The priests then led Israel to the river and a miraculous thing happened; as soon as their feet touched the water, the river stopped flowing. Indeed the upstream water piled up in a heap and did not come down stream until the people had crossed and the ark was safely on the other side of the River Jordan with them. Like Noah and their ancestors who followed Moses through the Red Sea, God again delivered them by water.
God did not stop with these three either. In 1 Peter 3, we are reminded that the delivering of Noah by the ark through the flood prefigured of Baptism. In a similar way, being delivered through water in both in the Red Sea and the Jordan River did as well. In other words, though the amount of water is usually smaller and the miracle less obvious to our eyes, God still uses water to deliver His people. He first shows us this in the ministry of John the Baptist, who administered a baptism for repentant Israel. He shows us this in the baptism of God the Son, Jesus Christ, when the heavens broke open to allow the Holy Spirit to descend like a dove and by the Father’s booming pronouncement of His pleasure in His Son.

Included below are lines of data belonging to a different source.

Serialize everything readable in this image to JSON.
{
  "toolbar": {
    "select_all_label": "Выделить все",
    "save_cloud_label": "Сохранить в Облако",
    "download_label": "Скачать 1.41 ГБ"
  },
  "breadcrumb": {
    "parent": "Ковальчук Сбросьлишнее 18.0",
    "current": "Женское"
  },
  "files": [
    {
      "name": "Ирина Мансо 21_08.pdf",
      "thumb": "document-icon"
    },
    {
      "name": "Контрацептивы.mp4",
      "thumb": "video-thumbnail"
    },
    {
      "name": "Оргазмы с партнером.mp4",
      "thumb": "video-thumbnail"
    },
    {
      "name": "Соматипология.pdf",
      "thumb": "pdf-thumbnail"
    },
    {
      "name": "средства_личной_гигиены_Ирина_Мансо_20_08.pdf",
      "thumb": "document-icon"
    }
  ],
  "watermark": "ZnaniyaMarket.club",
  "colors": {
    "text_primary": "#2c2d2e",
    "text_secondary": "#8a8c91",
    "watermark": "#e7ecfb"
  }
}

And God shows it today when anyone comes to holy Baptism. Where our Lord’s Baptism was not for the remission of sins or repentance, ours is. And by His Baptism, the Lord Jesus not only sets aside all the waters of the earth as a proper and fitting substance for baptisms but began officially His public ministry of redemption. In other words, we are connected, us and Jesus, by water. And just as God delivered Israel in times of old, today He delivers the faithful by forgiving sins by putting them on His Son, Jesus, Who then put them to death in Himself. As St. Paul notes, “He who knew no sin became sin for us.” And when He then went to the cross, weighed down with all the sins that have been washed from us, He drove the great stake of the cross into their heart, killed them, and buried them with Himself. And while our Lord rose from the dead, our sins did not. Even though they cling to us like a great horde of undead zombies such that we feel their effects and suffer their curses in this life, we are no longer accounted as sinful, unclean, or unrighteous.
God delivered us with water. He baptized us into Himself, washed us clean in His own blood. He Himself has ensured that His Name has been placed on us and that we are no longer marked as Gentile sinners, but by adoption in our Baptisms, has made us beloved sons and heirs of all God’s promises.
In the holy Name of + Jesus. Amen.
The peace of God that passes all understanding keep your hearts and minds in Christ Jesus. Amen.
 English Standard Version
 Exodus 14:21
 Genesis 7:1ff
 Hebrews 9:4, Numbers 17:8
 Joshua 3:15-16
 1 Peter 3:21
 2 Corinthians 5:21